  4. Nothing in violation of United States law.
  5. No malicious posting of or linking to personal, private, and/or negative information (aka "doxing" or "doxxing") about any member, (including all Admin and Owners) or any of their family, friends, associates, or business interests. This includes all media: text, images, video, audio, or otherwise. Such actions will result in severe sanctions for any violators.
  6. NO TROLLING. Admin and Owners know it when they see it, and sanctions for any trolls will be significant.
  7. Any off-topic posts which distract from the primary topic of discussion are subject to removal.
  8. The use of "sock puppet" accounts to circumvent disciplinary action taken by Moderators is expressly prohibited.
  9. The use of "sock puppet" accounts in an attempt to undermine any side of a debate—or to create a false impression of consensus or support—is prohibited.
  10. All decisions with respect to deleting posts, and any subsequent discipline, are final, and occur at the sole discretion of the Moderators, Admin, and Owners.
  11. Please try to maintain a semblance of civility at all times.
Blow the Whistle See something that violates our rules? Blow the whistle and inform a Moderator.

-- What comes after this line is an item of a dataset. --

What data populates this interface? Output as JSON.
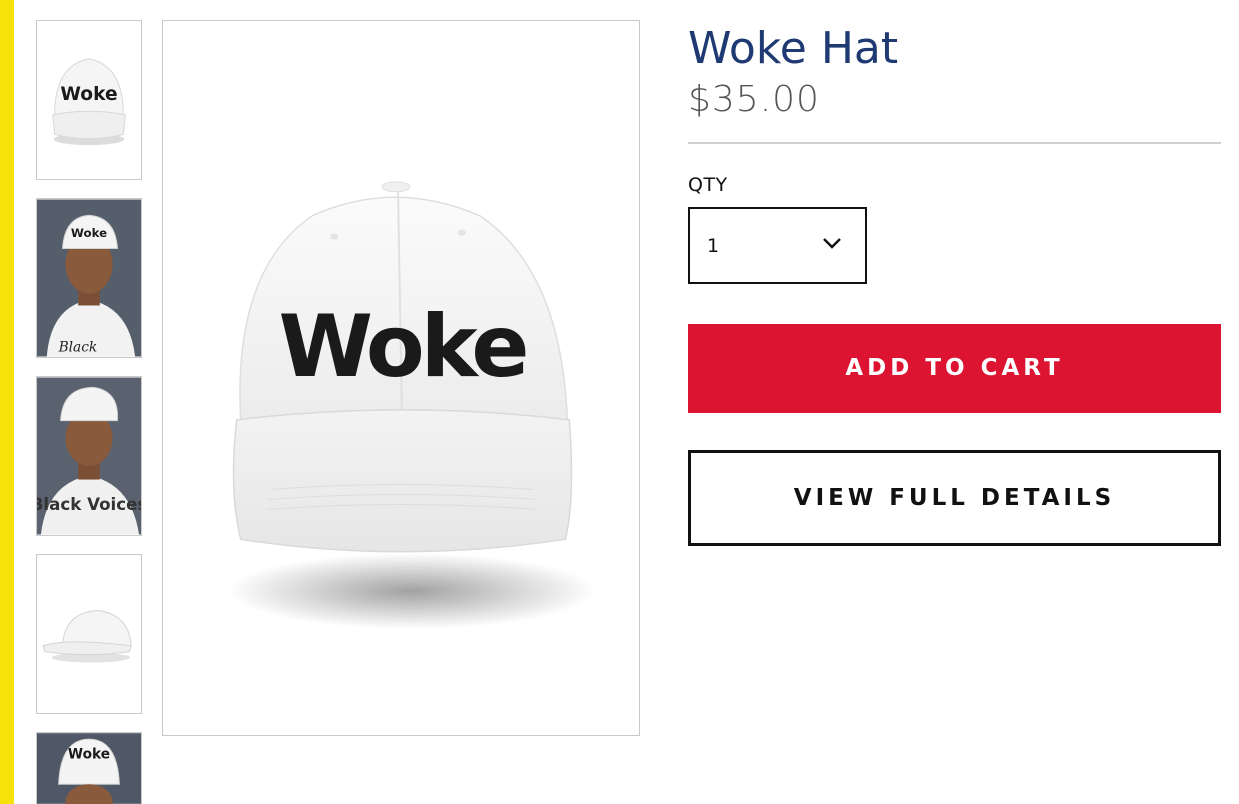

NOTE: Keep all discussion on the topic of this page. This forum is for this specific tournament and nothing else. If you want to discuss chess in general, or this site, visit the Kibitzer's Café.

Messages posted by Chessgames members do not necessarily represent the views of, its employees, or sponsors. All Moderator actions taken are at the sole discretion of the Admin and Owners—who will strive to act fairly and consistently at all times.
Spot an error? Please suggest your correction and help us eliminate database mistakes!

home | about | login | logout | F.A.Q. | your profile | preferences | Premium Membership | Kibitzer's Café | Biographer's Bistro | new kibitzing | chessforums | Tournament Index | Player Directory | Notable Games | World Chess Championships | Opening Explorer | Guess the Move | Game Collections | ChessBookie Game | Chessgames Challenge | Store | privacy notice | contact us
Copyright 2001-2019, Chessgames Services LLC